Cutting-edge approach solves the riddle of a sphynx's blocked ureter

Cutting-edge approach solves the riddle of a sphynx's blocked ureter

The veterinary team at UC Davis implanted an artificial ureter—the first such procedure in a kitten.
Mar 16, 2016
By staff

Googgie is good to go. The sphynx kitten is thriving after undergoing a subcutaneous ureteral bypass. (Photos courtesy of UC Davis.)

Googgie, a 17-week-old spayed female sphynx, is back in business after receiving an artificial ureter from the University of California, Davis. Originally brought to UC Davis’ Emergency and Critical Care Service because of inappetence, lethargy and vomiting of three days’ duration, Googgie was found to have an enlarged and painful left kidney, according to a press release from UC Davis.

An ultrasonographic examination revealed an obstructed left ureter preventing flow of urine to the bladder, so Googgie underwent surgery to discover the cause. A traumatic stricture was found around the ureter, preventing it from being open.

To treat the obstruction, William Culp, DVM, DACVS, tried a new procedure that had previously been used in adult dogs and cats only. The procedure, known as a subcutaneous ureteral bypass (SUB), involves bypassing the natural ureter and using tubing to create two ends of a new ureter from the kidney to the bladder. The surgeons also placed a titanium shunting port subcutaneously so that urine samples could be collected easily.

An inside view. A radiograph showing the placement of Googgie’s artificial ureter.

The surgeons were able to perform the procedure minimally invasively, using interventional radiology to guide placement of the implant. Googgie recovered well and, several hours after the procedure, was bright and eating and drinking. She received intravenous fluid therapy, pain medication and lots of TLC from the UC Davis veterinary team and was then discharged after about a week. The swollen kidney had resolved and the SUB system remained in place on a follow-up ultrasonographic examination. In addition, tests confirmed normal kidney function.

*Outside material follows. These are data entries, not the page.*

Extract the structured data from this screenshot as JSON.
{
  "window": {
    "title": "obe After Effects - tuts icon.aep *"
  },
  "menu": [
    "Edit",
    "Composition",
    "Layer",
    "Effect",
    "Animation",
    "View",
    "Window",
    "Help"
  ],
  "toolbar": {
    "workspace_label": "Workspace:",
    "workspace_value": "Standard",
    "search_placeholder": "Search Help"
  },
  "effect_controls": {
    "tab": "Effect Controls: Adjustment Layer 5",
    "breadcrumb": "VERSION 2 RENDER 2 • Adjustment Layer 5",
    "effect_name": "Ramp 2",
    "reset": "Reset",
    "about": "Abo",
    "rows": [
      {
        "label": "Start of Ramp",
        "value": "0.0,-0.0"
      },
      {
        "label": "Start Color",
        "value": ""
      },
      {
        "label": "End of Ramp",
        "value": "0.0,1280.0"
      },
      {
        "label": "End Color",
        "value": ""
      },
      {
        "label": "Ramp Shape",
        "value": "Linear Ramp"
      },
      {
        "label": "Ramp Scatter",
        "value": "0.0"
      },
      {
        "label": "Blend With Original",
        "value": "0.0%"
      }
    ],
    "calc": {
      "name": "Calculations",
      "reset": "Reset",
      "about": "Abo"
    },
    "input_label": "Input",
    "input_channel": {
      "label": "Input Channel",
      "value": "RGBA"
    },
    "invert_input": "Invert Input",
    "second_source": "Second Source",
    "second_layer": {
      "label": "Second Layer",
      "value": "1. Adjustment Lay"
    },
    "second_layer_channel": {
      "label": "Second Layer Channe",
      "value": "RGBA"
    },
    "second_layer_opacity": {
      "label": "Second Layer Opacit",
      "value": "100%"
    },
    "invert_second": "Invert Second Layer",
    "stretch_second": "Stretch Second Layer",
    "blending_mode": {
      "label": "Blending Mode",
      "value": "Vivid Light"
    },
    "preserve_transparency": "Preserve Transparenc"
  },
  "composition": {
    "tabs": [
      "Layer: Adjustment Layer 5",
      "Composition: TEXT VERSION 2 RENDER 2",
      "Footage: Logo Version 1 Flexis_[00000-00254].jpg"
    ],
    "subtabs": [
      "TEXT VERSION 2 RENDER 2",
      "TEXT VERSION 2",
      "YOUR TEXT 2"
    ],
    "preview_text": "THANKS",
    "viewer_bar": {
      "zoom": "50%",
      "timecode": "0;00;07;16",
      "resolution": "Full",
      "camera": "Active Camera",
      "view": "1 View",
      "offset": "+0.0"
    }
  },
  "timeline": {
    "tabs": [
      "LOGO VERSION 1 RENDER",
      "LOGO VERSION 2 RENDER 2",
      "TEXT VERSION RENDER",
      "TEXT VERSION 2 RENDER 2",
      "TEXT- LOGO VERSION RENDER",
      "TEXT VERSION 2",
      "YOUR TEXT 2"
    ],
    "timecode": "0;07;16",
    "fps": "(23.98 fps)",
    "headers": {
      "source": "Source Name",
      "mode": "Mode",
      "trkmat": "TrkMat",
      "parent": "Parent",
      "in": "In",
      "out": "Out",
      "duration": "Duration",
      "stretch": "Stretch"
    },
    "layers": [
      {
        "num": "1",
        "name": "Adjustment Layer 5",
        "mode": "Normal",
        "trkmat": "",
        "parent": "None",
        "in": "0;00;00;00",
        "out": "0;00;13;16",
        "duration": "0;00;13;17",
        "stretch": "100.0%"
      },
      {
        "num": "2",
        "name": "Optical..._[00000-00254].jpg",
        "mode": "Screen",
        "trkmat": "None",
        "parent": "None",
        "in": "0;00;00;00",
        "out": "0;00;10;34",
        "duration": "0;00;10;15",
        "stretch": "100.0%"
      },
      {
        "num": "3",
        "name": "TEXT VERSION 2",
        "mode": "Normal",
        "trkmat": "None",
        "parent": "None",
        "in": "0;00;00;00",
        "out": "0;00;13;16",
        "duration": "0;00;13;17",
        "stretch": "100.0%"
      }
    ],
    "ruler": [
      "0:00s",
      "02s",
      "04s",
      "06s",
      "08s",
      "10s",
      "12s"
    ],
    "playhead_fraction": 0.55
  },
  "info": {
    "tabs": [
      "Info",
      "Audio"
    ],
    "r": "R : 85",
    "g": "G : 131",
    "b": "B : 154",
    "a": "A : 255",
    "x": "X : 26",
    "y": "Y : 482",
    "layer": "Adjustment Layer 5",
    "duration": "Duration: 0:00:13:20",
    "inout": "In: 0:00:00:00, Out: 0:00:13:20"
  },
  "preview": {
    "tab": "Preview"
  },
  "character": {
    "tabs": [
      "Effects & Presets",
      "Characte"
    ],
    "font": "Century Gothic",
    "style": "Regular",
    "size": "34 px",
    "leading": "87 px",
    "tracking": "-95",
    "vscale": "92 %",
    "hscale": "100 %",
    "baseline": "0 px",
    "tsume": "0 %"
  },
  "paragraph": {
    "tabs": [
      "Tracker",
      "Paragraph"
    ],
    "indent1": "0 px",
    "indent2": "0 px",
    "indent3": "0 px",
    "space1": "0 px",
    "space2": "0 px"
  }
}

Googgie continued to have positive reports on three-week and three-month rechecks—she is growing like a normal cat. She will need to be monitored long-term because the longevity of the system for longer installation into young animals is unknown. Initial data regarding use of SUB systems indicate fewer long-term complications compared with traditional ureteral surgery, according to the press release. Since conventional methods to correct ureteral obstructions are often less than optimal, it is hopeful that implantation of this SUB system will hold promise as a viable alternative.